In addition, OKC’s big men tend to hedge hard in pick and rolls which leads to good ball handlers being able to split the defense and get to the hoop for a lay in or to draw a foul. The presence of Perkins on the roster does change that to some extent mind you, because of the resistance he provides at the rim. He might not block shots, but his physical presence around the rim is enough to deter opponents from getting all the way to the rim.
Perkins’ bulk also is a huge advantage as far as defending opposing big men. The former Celtic does his work early as he fights for post position and pushes the offensive player off the block. Even when the his opponent catches the ball in the low post, Perkins adequately sits on his go to move and forces him to change up his game and do something he is not comfortable with thus limiting his effectiveness. His presence has allowed the team to become a bit tougher.
For the Dubs to have a chance, they will have to be relentless in attacking the hoop and getting to the line. Also, Kevin Durant tends to fall asleep on the weak side, hence if Dorell Wright remains active off the ball, he might be able to get some scoring opportunities just by cutting to the basket.
I would also be tempted to put Curry, Ellis, Wright, Radmanovic and Lee on the court against the Thunder’s combination of big men. As good as Ibaka is on switches, he struggles to stay with players that go through screens because he prefers to cheat off the screen instead of trailing the offensive player. The end result is that if he’s guarding a perimeter player at any point, this said player can simply fake as if he is going through the screen and go back to his initial spot for an uncontested jumper.
Lastly, James Harden likes to break off plays and improvise depending on his mood. Consequently, if defenses deny Durant the ball (especially late in ball games, KD often has trouble getting open as referees allow a more physical brand of defense), Harden might decide to try to bail the team out.
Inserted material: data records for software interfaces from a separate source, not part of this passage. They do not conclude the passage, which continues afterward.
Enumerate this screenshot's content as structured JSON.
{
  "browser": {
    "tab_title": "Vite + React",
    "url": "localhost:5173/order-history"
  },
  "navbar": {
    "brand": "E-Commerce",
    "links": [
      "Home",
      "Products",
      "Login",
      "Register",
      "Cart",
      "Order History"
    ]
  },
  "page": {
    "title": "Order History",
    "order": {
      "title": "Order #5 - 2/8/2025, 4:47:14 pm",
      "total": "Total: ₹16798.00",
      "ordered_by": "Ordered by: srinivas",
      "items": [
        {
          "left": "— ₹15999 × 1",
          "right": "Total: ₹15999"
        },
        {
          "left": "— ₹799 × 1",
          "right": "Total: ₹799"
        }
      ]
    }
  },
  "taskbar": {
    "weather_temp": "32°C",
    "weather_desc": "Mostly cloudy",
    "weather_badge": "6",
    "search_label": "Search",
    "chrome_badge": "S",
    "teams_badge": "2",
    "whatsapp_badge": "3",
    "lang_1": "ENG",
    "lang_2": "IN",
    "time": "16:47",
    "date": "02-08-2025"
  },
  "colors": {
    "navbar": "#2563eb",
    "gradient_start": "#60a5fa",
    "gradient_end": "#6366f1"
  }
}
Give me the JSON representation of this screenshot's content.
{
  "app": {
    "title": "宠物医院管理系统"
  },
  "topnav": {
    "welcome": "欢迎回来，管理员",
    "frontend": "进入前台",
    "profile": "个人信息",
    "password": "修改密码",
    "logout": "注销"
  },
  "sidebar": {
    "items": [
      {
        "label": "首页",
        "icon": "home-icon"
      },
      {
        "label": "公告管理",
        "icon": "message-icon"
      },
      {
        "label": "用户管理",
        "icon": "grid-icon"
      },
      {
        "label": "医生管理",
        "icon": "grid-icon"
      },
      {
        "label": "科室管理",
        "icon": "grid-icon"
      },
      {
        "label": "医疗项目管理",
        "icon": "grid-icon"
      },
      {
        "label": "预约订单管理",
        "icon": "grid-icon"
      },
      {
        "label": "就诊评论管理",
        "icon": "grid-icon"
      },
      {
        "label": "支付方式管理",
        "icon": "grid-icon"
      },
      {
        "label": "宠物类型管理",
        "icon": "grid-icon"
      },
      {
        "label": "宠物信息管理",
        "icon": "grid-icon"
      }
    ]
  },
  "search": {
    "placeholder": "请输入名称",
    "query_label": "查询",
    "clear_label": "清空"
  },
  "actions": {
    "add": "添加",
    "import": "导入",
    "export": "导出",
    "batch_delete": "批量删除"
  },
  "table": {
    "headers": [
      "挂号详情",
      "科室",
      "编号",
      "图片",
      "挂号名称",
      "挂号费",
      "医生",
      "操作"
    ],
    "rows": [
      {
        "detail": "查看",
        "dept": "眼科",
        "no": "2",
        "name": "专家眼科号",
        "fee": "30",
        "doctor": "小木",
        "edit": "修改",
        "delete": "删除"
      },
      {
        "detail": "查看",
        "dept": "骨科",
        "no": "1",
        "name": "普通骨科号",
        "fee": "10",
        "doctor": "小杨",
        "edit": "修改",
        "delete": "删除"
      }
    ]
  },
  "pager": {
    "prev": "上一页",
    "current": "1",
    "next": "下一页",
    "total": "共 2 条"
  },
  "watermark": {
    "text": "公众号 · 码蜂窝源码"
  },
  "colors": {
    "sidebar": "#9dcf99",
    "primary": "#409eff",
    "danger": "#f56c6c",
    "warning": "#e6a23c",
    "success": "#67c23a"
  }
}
That’s a bad thing for Oklahoma City, but a good thing for their opponents.
Oklahoma City game notes: In his two previous games against the Warriors this season, Russell Westbrook has averaged 20.0 points, 9.0 assists and 1.5 steals on 33.3% field goal shooting.
Golden State game notes: In his two previous games against the Thunder this season, Stephen Curry averaged 31.0 points, 9.5 assists and 2.0 steals on 63.2% field goal shooting.